(Beginning of Records provided)

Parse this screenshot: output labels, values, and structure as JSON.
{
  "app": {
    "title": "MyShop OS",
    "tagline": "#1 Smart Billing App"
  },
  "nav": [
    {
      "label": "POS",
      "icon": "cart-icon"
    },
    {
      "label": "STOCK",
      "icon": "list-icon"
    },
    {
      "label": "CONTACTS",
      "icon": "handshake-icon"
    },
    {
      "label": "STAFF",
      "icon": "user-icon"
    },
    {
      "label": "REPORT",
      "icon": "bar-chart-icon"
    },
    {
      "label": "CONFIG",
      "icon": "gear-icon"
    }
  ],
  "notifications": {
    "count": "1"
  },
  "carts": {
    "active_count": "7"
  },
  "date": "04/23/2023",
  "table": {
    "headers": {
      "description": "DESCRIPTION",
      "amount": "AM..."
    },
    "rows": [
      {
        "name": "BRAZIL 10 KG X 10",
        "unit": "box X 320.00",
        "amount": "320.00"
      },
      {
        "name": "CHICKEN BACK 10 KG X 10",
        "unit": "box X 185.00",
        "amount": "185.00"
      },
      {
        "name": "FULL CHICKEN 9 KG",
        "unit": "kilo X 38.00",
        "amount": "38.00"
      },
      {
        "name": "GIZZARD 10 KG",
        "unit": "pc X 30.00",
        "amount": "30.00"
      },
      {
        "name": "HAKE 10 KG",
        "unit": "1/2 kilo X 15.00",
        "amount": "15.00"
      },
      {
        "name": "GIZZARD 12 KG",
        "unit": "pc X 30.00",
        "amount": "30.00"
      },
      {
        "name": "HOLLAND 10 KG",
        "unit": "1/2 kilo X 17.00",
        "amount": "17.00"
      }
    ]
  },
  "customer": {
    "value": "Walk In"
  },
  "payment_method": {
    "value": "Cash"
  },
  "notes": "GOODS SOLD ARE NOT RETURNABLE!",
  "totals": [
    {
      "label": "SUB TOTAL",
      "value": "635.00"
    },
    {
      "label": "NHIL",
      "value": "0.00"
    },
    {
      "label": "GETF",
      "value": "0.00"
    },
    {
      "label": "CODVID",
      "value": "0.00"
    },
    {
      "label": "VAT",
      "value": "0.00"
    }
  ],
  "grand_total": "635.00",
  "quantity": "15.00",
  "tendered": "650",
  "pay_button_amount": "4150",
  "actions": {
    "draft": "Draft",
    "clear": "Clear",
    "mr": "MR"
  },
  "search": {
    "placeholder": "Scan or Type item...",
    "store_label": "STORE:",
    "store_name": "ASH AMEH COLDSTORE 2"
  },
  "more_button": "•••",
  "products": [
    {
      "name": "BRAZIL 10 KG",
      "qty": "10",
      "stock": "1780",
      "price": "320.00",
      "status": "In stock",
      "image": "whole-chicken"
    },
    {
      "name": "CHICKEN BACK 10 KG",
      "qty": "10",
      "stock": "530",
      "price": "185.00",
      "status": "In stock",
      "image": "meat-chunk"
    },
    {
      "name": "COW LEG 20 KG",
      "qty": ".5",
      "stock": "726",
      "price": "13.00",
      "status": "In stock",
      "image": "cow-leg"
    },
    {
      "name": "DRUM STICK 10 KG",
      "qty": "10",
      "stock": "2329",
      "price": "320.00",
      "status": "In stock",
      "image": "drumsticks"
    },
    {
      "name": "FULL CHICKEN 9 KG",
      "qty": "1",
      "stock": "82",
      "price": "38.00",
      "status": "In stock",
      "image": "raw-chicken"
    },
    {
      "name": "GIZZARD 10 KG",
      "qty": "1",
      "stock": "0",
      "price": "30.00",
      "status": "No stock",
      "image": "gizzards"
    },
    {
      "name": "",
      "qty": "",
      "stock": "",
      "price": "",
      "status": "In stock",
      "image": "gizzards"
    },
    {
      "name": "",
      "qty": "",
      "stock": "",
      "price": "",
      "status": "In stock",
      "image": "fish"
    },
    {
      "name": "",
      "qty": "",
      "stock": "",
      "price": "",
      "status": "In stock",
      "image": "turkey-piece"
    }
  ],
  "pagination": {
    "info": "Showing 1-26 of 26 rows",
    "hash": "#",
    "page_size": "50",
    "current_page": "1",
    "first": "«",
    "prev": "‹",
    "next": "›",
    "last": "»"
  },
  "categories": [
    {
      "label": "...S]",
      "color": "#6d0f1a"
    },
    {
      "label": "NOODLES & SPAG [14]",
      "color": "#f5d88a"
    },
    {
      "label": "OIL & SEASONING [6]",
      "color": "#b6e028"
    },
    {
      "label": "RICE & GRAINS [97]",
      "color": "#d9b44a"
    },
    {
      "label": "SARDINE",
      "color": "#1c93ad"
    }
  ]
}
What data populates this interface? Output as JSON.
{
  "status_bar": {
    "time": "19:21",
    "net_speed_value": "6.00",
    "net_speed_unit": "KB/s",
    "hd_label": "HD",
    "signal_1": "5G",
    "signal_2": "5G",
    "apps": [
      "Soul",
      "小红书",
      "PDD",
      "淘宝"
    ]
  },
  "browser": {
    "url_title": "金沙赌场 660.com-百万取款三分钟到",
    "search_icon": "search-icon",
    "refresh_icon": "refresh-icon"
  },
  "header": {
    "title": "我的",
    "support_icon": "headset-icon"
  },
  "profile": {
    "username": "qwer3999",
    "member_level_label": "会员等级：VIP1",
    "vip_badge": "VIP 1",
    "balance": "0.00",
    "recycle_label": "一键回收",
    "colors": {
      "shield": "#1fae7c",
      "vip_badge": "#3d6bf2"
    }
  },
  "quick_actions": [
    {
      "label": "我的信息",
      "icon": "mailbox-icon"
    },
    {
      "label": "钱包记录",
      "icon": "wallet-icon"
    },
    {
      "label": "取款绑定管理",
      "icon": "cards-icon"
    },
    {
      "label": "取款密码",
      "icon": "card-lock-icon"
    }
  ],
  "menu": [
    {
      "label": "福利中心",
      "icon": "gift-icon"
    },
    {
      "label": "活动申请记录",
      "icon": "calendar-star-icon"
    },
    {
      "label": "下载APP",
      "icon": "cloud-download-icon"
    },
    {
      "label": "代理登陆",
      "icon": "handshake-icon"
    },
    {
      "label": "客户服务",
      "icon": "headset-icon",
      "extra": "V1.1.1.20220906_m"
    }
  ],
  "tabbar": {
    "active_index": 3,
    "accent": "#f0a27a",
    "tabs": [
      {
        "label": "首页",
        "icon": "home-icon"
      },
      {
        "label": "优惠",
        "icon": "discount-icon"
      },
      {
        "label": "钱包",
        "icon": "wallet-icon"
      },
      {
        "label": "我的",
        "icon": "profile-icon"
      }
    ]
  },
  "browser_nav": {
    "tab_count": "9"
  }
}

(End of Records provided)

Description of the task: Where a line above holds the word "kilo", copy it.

Solved exercise:
        "unit": "kilo X 38.00",
        "unit": "1/2 kilo X 15.00",
        "unit": "1/2 kilo X 17.00",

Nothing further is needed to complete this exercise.